YOUR TASK >> What you print should match the entries exactly, only without the pictures.

[Opening DATA SUPPLIED section]

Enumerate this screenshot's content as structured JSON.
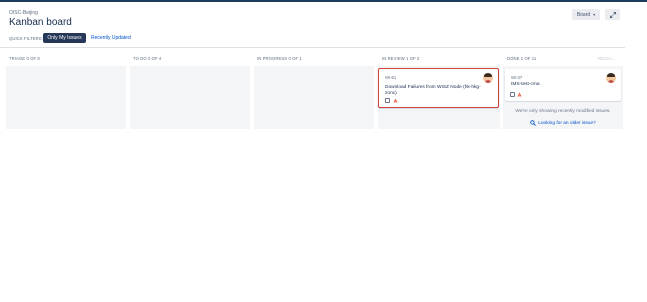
{
  "header": {
    "project": "OISC-Beijing",
    "title": "Kanban board",
    "board_label": "Board",
    "board_chevron": "▾",
    "expand_icon": "expand-icon"
  },
  "quick_filters": {
    "label": "QUICK FILTERS:",
    "items": [
      "Only My Issues",
      "Recently Updated"
    ]
  },
  "columns": [
    {
      "header": "TRIAGE 0 OF 8"
    },
    {
      "header": "TO DO 0 OF 4"
    },
    {
      "header": "IN PROGRESS 0 OF 1"
    },
    {
      "header": "IN REVIEW 1 OF 2"
    },
    {
      "header": "DONE 1 OF 11"
    }
  ],
  "columns_faded_tail": "RELEA...",
  "cards": [
    {
      "key": "WI-61",
      "summary": "Download Failures from WISZ Node (hk-hkg-zonc)",
      "selected": true
    },
    {
      "key": "WI-37",
      "summary": "IMS-test-cma",
      "selected": false
    }
  ],
  "done_notice": "We're only showing recently modified issues.",
  "done_older_link": "Looking for an older issue?",
  "colors": {
    "accent": "#0052cc",
    "filter_active": "#253858",
    "selected_border": "#d04437",
    "column_bg": "#f4f5f7"
  }
}
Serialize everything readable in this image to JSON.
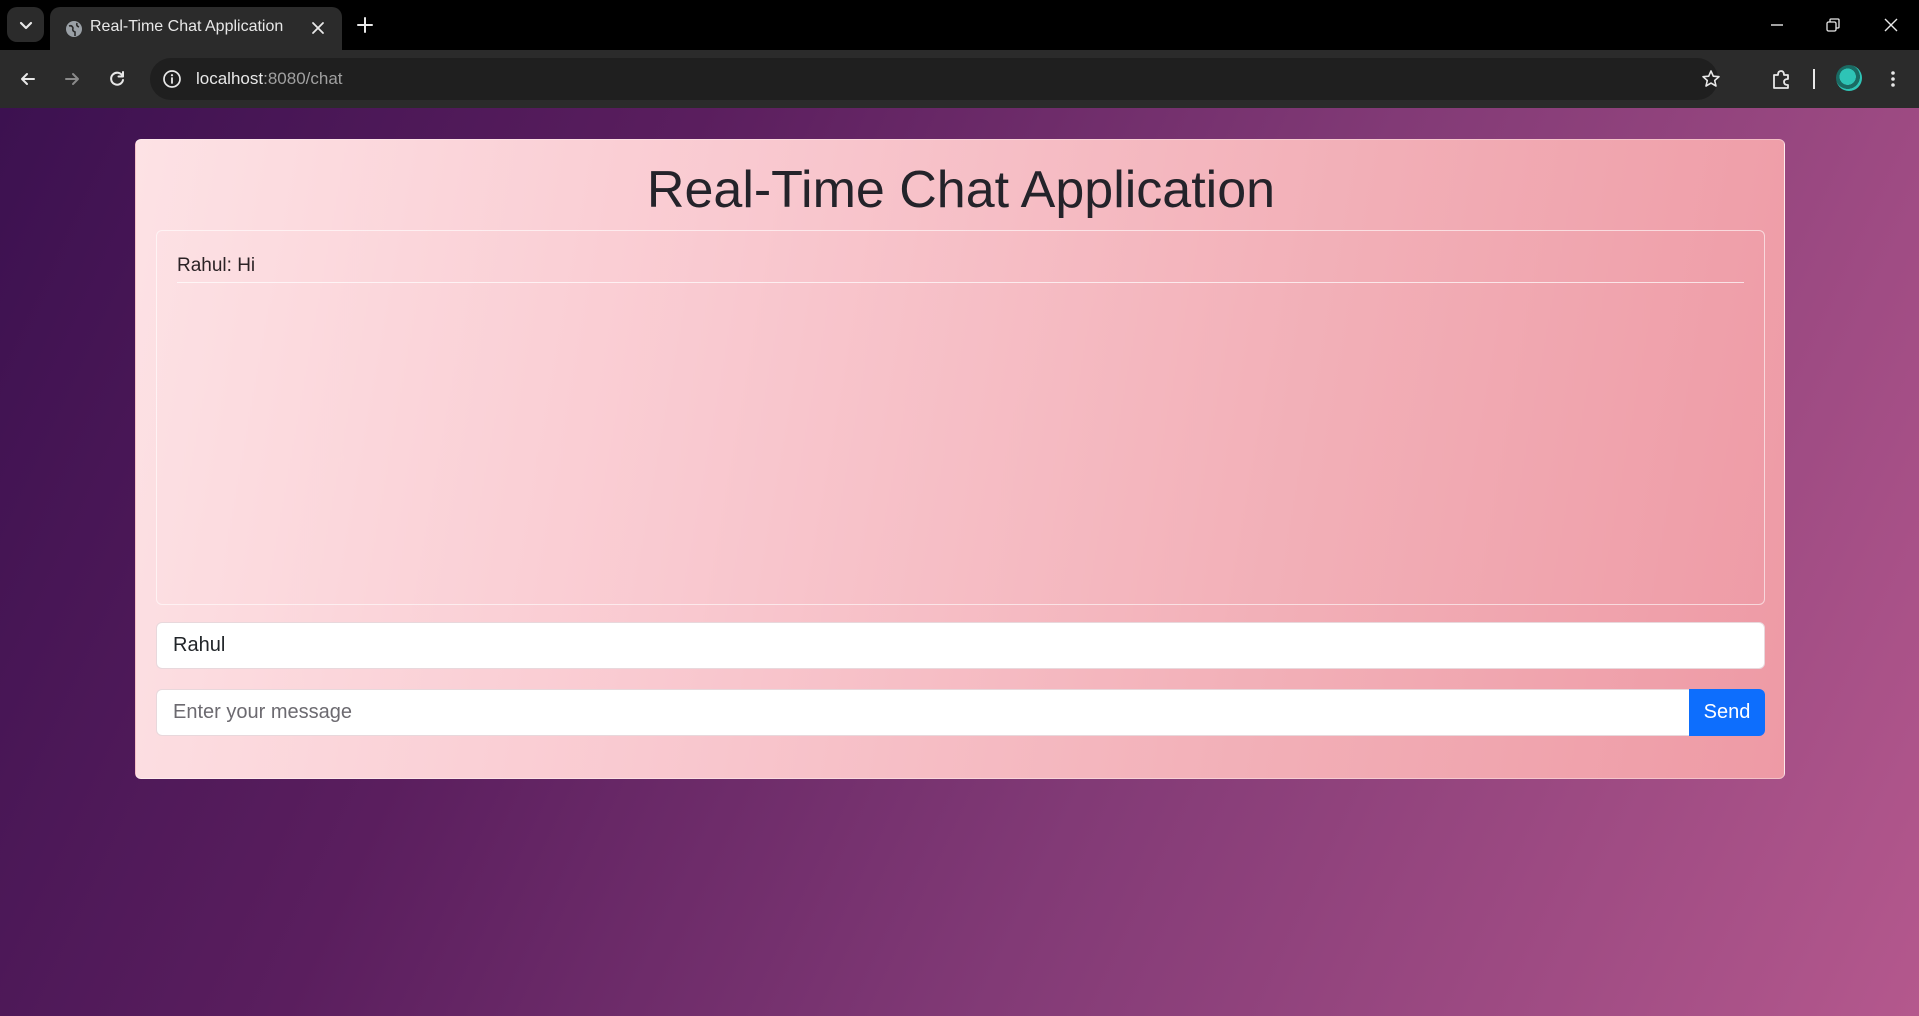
{
  "browser": {
    "tab_title": "Real-Time Chat Application",
    "url_host": "localhost",
    "url_rest": ":8080/chat"
  },
  "page": {
    "title": "Real-Time Chat Application",
    "messages": [
      {
        "text": "Rahul: Hi"
      }
    ],
    "name_input": {
      "value": "Rahul"
    },
    "message_input": {
      "value": "",
      "placeholder": "Enter your message"
    },
    "send_label": "Send"
  },
  "colors": {
    "send_button": "#0d6efd",
    "background_start": "#3c1150",
    "background_end": "#b4588d"
  }
}
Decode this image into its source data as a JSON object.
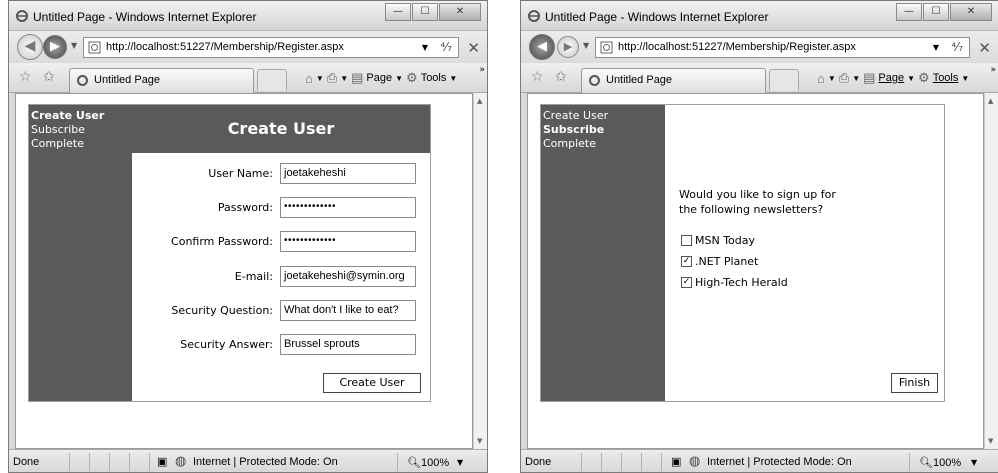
{
  "left_window": {
    "title": "Untitled Page - Windows Internet Explorer",
    "address": "http://localhost:51227/Membership/Register.aspx",
    "tab_label": "Untitled Page",
    "page_label": "Page",
    "tools_label": "Tools",
    "status": {
      "done": "Done",
      "zone": "Internet | Protected Mode: On",
      "zoom": "100%"
    },
    "wizard": {
      "sidebar": [
        "Create User",
        "Subscribe",
        "Complete"
      ],
      "active_step": 0,
      "header": "Create User",
      "fields": [
        {
          "label": "User Name:",
          "value": "joetakeheshi"
        },
        {
          "label": "Password:",
          "value": "•••••••••••••"
        },
        {
          "label": "Confirm Password:",
          "value": "•••••••••••••"
        },
        {
          "label": "E-mail:",
          "value": "joetakeheshi@symin.org"
        },
        {
          "label": "Security Question:",
          "value": "What don't I like to eat?"
        },
        {
          "label": "Security Answer:",
          "value": "Brussel sprouts"
        }
      ],
      "button": "Create User"
    }
  },
  "right_window": {
    "title": "Untitled Page - Windows Internet Explorer",
    "address": "http://localhost:51227/Membership/Register.aspx",
    "tab_label": "Untitled Page",
    "page_label": "Page",
    "tools_label": "Tools",
    "status": {
      "done": "Done",
      "zone": "Internet | Protected Mode: On",
      "zoom": "100%"
    },
    "wizard": {
      "sidebar": [
        "Create User",
        "Subscribe",
        "Complete"
      ],
      "active_step": 1,
      "question_line1": "Would you like to sign up for",
      "question_line2": "the following newsletters?",
      "newsletters": [
        {
          "label": "MSN Today",
          "checked": false
        },
        {
          "label": ".NET Planet",
          "checked": true
        },
        {
          "label": "High-Tech Herald",
          "checked": true
        }
      ],
      "button": "Finish"
    }
  }
}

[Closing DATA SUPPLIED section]

RESULT OF THIS TASK >>
Enumerate this screenshot's content as structured JSON.
{
  "header": {
    "project": "OISC-Beijing",
    "title": "Kanban board",
    "board_label": "Board",
    "board_chevron": "▾",
    "expand_icon": "expand-icon"
  },
  "quick_filters": {
    "label": "QUICK FILTERS:",
    "items": [
      "Only My Issues",
      "Recently Updated"
    ]
  },
  "columns": [
    {
      "header": "TRIAGE 0 OF 8"
    },
    {
      "header": "TO DO 0 OF 4"
    },
    {
      "header": "IN PROGRESS 0 OF 1"
    },
    {
      "header": "IN REVIEW 1 OF 2"
    },
    {
      "header": "DONE 1 OF 11"
    }
  ],
  "columns_faded_tail": "RELEA...",
  "cards": [
    {
      "key": "WI-61",
      "summary": "Download Failures from WISZ Node (hk-hkg-zonc)",
      "selected": true
    },
    {
      "key": "WI-37",
      "summary": "IMS-test-cma",
      "selected": false
    }
  ],
  "done_notice": "We're only showing recently modified issues.",
  "done_older_link": "Looking for an older issue?",
  "colors": {
    "accent": "#0052cc",
    "filter_active": "#253858",
    "selected_border": "#d04437",
    "column_bg": "#f4f5f7"
  }
}
Serialize everything readable in this image to JSON.
{
  "browser": {
    "tab_title": "Real-Time Chat Application",
    "url_host": "localhost",
    "url_rest": ":8080/chat"
  },
  "page": {
    "title": "Real-Time Chat Application",
    "messages": [
      {
        "text": "Rahul: Hi"
      }
    ],
    "name_input": {
      "value": "Rahul"
    },
    "message_input": {
      "value": "",
      "placeholder": "Enter your message"
    },
    "send_label": "Send"
  },
  "colors": {
    "send_button": "#0d6efd",
    "background_start": "#3c1150",
    "background_end": "#b4588d"
  }
}
Decode this image into its source data as a JSON object.
{
  "left_window": {
    "title": "Untitled Page - Windows Internet Explorer",
    "address": "http://localhost:51227/Membership/Register.aspx",
    "tab_label": "Untitled Page",
    "page_label": "Page",
    "tools_label": "Tools",
    "status": {
      "done": "Done",
      "zone": "Internet | Protected Mode: On",
      "zoom": "100%"
    },
    "wizard": {
      "sidebar": [
        "Create User",
        "Subscribe",
        "Complete"
      ],
      "active_step": 0,
      "header": "Create User",
      "fields": [
        {
          "label": "User Name:",
          "value": "joetakeheshi"
        },
        {
          "label": "Password:",
          "value": "•••••••••••••"
        },
        {
          "label": "Confirm Password:",
          "value": "•••••••••••••"
        },
        {
          "label": "E-mail:",
          "value": "joetakeheshi@symin.org"
        },
        {
          "label": "Security Question:",
          "value": "What don't I like to eat?"
        },
        {
          "label": "Security Answer:",
          "value": "Brussel sprouts"
        }
      ],
      "button": "Create User"
    }
  },
  "right_window": {
    "title": "Untitled Page - Windows Internet Explorer",
    "address": "http://localhost:51227/Membership/Register.aspx",
    "tab_label": "Untitled Page",
    "page_label": "Page",
    "tools_label": "Tools",
    "status": {
      "done": "Done",
      "zone": "Internet | Protected Mode: On",
      "zoom": "100%"
    },
    "wizard": {
      "sidebar": [
        "Create User",
        "Subscribe",
        "Complete"
      ],
      "active_step": 1,
      "question_line1": "Would you like to sign up for",
      "question_line2": "the following newsletters?",
      "newsletters": [
        {
          "label": "MSN Today",
          "checked": false
        },
        {
          "label": ".NET Planet",
          "checked": true
        },
        {
          "label": "High-Tech Herald",
          "checked": true
        }
      ],
      "button": "Finish"
    }
  }
}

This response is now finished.